*EXERCISE AIM*. Repeat the entries that follow, exactly as they are written.

★ ★ ★ ★ ★ ★ ★

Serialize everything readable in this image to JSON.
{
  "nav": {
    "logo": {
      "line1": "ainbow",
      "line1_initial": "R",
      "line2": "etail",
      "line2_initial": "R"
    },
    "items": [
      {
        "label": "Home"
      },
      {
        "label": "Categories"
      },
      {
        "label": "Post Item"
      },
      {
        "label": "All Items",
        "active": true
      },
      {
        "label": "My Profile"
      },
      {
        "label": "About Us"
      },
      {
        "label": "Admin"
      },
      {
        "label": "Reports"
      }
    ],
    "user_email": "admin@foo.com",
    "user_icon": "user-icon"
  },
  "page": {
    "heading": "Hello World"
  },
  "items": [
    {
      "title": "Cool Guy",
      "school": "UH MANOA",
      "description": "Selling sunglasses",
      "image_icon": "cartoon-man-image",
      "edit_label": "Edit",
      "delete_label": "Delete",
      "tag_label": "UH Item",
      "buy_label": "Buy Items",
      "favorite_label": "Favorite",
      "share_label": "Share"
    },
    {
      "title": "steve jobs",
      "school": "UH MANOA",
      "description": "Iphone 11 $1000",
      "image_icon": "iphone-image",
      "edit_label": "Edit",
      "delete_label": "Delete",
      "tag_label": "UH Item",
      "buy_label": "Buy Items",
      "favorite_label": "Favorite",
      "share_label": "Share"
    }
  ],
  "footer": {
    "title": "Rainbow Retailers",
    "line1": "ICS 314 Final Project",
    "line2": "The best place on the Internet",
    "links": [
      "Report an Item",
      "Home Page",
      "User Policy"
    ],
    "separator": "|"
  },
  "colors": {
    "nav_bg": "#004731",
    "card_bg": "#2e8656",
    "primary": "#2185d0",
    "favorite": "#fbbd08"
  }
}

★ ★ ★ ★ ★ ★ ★

*ANSWER TO THE PROBLEM*.
Serialize everything readable in this image to JSON.
{
  "nav": {
    "logo": {
      "line1": "ainbow",
      "line1_initial": "R",
      "line2": "etail",
      "line2_initial": "R"
    },
    "items": [
      {
        "label": "Home"
      },
      {
        "label": "Categories"
      },
      {
        "label": "Post Item"
      },
      {
        "label": "All Items",
        "active": true
      },
      {
        "label": "My Profile"
      },
      {
        "label": "About Us"
      },
      {
        "label": "Admin"
      },
      {
        "label": "Reports"
      }
    ],
    "user_email": "admin@foo.com",
    "user_icon": "user-icon"
  },
  "page": {
    "heading": "Hello World"
  },
  "items": [
    {
      "title": "Cool Guy",
      "school": "UH MANOA",
      "description": "Selling sunglasses",
      "image_icon": "cartoon-man-image",
      "edit_label": "Edit",
      "delete_label": "Delete",
      "tag_label": "UH Item",
      "buy_label": "Buy Items",
      "favorite_label": "Favorite",
      "share_label": "Share"
    },
    {
      "title": "steve jobs",
      "school": "UH MANOA",
      "description": "Iphone 11 $1000",
      "image_icon": "iphone-image",
      "edit_label": "Edit",
      "delete_label": "Delete",
      "tag_label": "UH Item",
      "buy_label": "Buy Items",
      "favorite_label": "Favorite",
      "share_label": "Share"
    }
  ],
  "footer": {
    "title": "Rainbow Retailers",
    "line1": "ICS 314 Final Project",
    "line2": "The best place on the Internet",
    "links": [
      "Report an Item",
      "Home Page",
      "User Policy"
    ],
    "separator": "|"
  },
  "colors": {
    "nav_bg": "#004731",
    "card_bg": "#2e8656",
    "primary": "#2185d0",
    "favorite": "#fbbd08"
  }
}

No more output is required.